What you have to do. Leaving out any pictures, print the entries that follow exactly as they stand.
=== Provided information ===
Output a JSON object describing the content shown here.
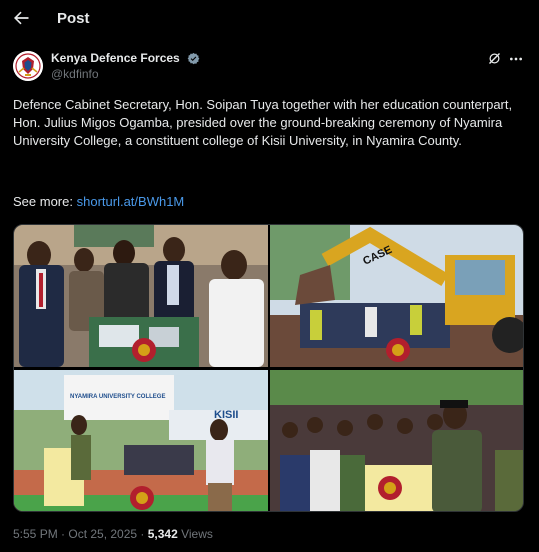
{
  "header": {
    "title": "Post"
  },
  "author": {
    "name": "Kenya Defence Forces",
    "handle": "@kdfinfo"
  },
  "post": {
    "text": "Defence Cabinet Secretary, Hon. Soipan Tuya together with her education counterpart, Hon. Julius Migos Ogamba, presided over the ground-breaking ceremony of Nyamira University College, a constituent college of Kisii University, in Nyamira County.",
    "see_more_label": "See more:",
    "link": "shorturl.at/BWh1M"
  },
  "media": {
    "photos": [
      {
        "name": "officials-viewing-model",
        "banner_text": ""
      },
      {
        "name": "backhoe-groundbreaking",
        "machine_text": "CASE"
      },
      {
        "name": "stage-with-podium",
        "banner_text": "NYAMIRA UNIVERSITY COLLEGE",
        "logo_text": "KISII"
      },
      {
        "name": "speaker-at-podium",
        "banner_text": ""
      }
    ]
  },
  "meta": {
    "time": "5:55 PM · Oct 25, 2025 · ",
    "views_count": "5,342",
    "views_label": " Views"
  },
  "colors": {
    "background": "#000000",
    "text": "#e7e9ea",
    "muted": "#71767b",
    "link": "#4a99e9",
    "verified": "#829aab"
  }
}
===
Solution below.
Output a JSON object describing the content shown here.
{
  "header": {
    "title": "Post"
  },
  "author": {
    "name": "Kenya Defence Forces",
    "handle": "@kdfinfo"
  },
  "post": {
    "text": "Defence Cabinet Secretary, Hon. Soipan Tuya together with her education counterpart, Hon. Julius Migos Ogamba, presided over the ground-breaking ceremony of Nyamira University College, a constituent college of Kisii University, in Nyamira County.",
    "see_more_label": "See more:",
    "link": "shorturl.at/BWh1M"
  },
  "media": {
    "photos": [
      {
        "name": "officials-viewing-model",
        "banner_text": ""
      },
      {
        "name": "backhoe-groundbreaking",
        "machine_text": "CASE"
      },
      {
        "name": "stage-with-podium",
        "banner_text": "NYAMIRA UNIVERSITY COLLEGE",
        "logo_text": "KISII"
      },
      {
        "name": "speaker-at-podium",
        "banner_text": ""
      }
    ]
  },
  "meta": {
    "time": "5:55 PM · Oct 25, 2025 · ",
    "views_count": "5,342",
    "views_label": " Views"
  },
  "colors": {
    "background": "#000000",
    "text": "#e7e9ea",
    "muted": "#71767b",
    "link": "#4a99e9",
    "verified": "#829aab"
  }
}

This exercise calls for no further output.